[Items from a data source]

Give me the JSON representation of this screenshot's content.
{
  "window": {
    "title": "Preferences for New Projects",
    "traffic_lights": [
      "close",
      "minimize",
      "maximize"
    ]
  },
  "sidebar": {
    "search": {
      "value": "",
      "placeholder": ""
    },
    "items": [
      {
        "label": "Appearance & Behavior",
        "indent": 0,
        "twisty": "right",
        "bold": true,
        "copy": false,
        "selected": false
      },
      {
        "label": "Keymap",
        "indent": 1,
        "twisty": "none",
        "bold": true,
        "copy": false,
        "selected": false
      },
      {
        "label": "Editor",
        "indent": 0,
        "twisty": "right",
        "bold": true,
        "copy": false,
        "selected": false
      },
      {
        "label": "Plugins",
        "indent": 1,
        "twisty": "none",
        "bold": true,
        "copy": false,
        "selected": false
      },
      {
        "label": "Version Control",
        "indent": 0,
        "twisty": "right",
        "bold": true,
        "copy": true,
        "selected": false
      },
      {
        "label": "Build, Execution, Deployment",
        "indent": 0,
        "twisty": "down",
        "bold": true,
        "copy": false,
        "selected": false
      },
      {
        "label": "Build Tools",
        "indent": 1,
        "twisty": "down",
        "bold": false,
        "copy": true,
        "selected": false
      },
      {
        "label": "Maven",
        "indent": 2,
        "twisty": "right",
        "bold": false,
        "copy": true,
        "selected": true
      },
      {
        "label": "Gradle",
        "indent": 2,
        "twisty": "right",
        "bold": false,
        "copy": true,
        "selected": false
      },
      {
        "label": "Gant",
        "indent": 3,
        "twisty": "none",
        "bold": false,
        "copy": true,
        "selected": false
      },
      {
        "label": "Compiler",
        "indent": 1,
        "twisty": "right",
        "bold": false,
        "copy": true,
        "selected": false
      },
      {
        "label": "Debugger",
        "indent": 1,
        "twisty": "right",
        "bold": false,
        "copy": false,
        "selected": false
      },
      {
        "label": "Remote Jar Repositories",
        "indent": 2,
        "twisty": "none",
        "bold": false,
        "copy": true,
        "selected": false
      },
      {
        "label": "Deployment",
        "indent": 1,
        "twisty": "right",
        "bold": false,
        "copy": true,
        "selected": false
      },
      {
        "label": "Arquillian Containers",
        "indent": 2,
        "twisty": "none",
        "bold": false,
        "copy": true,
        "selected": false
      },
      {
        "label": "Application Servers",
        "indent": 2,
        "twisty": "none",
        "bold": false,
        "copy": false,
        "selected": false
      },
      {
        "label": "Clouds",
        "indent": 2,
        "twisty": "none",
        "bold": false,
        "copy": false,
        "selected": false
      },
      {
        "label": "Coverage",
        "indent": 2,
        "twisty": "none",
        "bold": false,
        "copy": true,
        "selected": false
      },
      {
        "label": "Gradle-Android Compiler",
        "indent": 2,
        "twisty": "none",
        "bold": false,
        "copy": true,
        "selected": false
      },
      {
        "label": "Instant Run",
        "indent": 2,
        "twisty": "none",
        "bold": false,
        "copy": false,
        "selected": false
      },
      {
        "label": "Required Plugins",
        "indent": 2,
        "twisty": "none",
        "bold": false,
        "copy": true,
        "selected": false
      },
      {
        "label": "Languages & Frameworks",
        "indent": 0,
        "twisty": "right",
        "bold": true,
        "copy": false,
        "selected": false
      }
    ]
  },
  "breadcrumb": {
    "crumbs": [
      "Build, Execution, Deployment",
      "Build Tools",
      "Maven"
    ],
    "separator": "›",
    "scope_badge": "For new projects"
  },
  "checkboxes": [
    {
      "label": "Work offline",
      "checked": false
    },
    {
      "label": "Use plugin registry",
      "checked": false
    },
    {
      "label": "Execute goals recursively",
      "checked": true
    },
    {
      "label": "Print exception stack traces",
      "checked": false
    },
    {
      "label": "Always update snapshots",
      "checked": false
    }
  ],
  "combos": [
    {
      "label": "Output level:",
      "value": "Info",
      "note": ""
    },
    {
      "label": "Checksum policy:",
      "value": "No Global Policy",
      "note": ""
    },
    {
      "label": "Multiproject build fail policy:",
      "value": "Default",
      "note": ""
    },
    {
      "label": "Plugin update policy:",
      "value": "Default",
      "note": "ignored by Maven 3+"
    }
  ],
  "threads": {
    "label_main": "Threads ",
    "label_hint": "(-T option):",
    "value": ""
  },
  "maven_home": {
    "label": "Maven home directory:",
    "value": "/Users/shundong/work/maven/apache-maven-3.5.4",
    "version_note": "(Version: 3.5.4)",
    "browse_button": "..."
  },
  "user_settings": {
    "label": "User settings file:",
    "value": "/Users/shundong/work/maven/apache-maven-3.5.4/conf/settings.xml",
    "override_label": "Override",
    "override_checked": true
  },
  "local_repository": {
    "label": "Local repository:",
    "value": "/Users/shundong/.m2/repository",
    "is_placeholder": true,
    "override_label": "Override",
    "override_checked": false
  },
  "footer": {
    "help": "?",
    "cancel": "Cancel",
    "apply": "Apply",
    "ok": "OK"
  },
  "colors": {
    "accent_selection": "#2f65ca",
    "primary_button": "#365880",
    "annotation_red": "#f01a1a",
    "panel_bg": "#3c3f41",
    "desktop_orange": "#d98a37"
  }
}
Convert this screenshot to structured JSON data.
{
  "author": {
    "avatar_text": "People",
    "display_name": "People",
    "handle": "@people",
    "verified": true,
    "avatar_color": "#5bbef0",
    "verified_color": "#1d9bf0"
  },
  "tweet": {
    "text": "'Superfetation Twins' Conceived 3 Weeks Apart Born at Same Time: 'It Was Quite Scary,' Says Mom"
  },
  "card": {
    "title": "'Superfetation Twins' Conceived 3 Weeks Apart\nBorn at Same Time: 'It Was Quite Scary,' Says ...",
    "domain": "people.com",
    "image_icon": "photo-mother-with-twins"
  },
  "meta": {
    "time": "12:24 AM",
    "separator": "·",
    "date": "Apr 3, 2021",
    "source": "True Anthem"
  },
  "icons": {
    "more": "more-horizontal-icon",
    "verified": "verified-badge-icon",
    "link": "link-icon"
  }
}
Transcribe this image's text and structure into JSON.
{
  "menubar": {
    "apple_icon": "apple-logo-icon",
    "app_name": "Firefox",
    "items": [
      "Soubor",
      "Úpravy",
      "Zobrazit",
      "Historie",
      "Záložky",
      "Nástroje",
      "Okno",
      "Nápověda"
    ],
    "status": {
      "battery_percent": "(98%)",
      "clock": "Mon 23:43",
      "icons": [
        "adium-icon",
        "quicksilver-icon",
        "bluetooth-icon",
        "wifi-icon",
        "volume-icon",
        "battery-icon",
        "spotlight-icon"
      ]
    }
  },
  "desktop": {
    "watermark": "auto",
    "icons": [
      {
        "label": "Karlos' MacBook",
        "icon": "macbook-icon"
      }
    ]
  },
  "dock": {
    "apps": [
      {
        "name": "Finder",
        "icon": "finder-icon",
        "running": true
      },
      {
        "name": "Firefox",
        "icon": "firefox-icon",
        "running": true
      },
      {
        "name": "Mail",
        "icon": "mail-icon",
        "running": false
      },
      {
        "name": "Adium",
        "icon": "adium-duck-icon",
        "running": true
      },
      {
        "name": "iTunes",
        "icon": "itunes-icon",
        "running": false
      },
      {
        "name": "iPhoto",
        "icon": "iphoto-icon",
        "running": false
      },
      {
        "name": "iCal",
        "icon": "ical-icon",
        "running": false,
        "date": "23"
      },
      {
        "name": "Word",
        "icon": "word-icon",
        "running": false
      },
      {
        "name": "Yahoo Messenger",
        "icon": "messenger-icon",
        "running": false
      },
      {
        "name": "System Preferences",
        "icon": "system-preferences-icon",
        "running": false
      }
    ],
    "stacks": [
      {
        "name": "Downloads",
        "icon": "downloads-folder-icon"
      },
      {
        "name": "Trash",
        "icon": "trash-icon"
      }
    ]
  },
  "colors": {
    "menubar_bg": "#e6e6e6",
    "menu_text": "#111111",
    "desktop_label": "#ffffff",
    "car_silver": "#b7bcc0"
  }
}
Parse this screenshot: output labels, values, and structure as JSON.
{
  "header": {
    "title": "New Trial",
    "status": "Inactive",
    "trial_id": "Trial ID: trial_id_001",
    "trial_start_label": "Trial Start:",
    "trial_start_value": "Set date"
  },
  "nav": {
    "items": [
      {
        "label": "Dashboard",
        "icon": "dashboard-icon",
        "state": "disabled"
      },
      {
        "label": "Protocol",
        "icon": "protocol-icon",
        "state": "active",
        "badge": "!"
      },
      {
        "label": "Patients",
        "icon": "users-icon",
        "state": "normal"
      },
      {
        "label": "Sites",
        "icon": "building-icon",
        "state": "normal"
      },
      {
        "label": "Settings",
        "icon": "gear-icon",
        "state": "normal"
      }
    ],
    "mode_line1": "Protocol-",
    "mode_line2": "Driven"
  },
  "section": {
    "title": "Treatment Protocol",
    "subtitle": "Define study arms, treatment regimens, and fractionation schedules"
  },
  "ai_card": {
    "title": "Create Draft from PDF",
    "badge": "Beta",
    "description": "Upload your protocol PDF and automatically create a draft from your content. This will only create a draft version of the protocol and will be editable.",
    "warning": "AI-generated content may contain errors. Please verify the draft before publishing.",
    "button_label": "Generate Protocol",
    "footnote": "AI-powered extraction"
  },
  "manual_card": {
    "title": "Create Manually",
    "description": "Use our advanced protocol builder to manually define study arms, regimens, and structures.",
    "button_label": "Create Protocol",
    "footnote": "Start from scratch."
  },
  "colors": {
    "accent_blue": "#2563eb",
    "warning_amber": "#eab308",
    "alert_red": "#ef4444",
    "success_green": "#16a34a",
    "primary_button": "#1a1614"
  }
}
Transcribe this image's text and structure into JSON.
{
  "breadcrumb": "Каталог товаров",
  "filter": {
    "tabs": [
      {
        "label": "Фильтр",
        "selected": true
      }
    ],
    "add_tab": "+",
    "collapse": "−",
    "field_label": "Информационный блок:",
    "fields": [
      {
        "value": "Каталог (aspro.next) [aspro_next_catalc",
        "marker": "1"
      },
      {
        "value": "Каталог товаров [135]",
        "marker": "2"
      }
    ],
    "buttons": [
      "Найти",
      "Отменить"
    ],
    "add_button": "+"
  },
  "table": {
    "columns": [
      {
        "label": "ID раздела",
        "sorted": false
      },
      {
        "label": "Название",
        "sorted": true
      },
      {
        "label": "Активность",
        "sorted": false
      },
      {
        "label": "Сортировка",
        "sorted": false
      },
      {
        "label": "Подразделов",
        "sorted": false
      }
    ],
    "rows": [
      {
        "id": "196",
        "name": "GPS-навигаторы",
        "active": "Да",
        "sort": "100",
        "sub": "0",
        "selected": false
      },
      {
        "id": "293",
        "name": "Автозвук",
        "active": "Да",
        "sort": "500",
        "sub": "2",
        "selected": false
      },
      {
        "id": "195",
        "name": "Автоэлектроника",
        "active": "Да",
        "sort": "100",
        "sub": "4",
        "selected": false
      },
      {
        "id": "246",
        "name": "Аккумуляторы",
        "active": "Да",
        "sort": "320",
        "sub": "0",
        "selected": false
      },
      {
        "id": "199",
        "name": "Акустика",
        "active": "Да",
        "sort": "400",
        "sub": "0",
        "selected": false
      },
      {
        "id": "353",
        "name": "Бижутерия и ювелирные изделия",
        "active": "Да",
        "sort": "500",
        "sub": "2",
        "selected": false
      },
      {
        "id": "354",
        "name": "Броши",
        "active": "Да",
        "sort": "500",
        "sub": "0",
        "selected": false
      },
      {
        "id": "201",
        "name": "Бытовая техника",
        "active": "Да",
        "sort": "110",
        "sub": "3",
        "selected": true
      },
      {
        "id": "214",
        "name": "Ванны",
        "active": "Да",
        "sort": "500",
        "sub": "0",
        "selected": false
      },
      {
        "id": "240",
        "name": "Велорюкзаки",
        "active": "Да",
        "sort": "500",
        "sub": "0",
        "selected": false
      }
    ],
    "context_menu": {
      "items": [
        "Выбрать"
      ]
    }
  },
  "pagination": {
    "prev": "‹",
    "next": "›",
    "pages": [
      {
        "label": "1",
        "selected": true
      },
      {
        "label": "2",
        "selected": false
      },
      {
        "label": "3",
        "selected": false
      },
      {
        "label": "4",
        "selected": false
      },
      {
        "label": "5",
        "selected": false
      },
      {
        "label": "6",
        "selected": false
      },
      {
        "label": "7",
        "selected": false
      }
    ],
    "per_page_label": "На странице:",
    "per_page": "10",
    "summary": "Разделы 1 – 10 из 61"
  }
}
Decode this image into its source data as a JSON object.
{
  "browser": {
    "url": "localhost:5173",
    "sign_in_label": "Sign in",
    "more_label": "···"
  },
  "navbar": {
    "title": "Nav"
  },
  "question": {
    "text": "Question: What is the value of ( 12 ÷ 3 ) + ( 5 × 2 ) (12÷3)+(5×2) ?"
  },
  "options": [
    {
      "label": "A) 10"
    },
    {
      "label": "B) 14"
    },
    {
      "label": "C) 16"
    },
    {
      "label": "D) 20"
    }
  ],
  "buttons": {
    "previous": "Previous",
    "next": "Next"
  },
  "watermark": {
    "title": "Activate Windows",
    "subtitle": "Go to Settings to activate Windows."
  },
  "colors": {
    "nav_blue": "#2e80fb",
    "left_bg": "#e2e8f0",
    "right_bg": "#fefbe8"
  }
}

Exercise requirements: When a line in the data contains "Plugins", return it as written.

Output below:
        "label": "Plugins",
        "label": "Required Plugins",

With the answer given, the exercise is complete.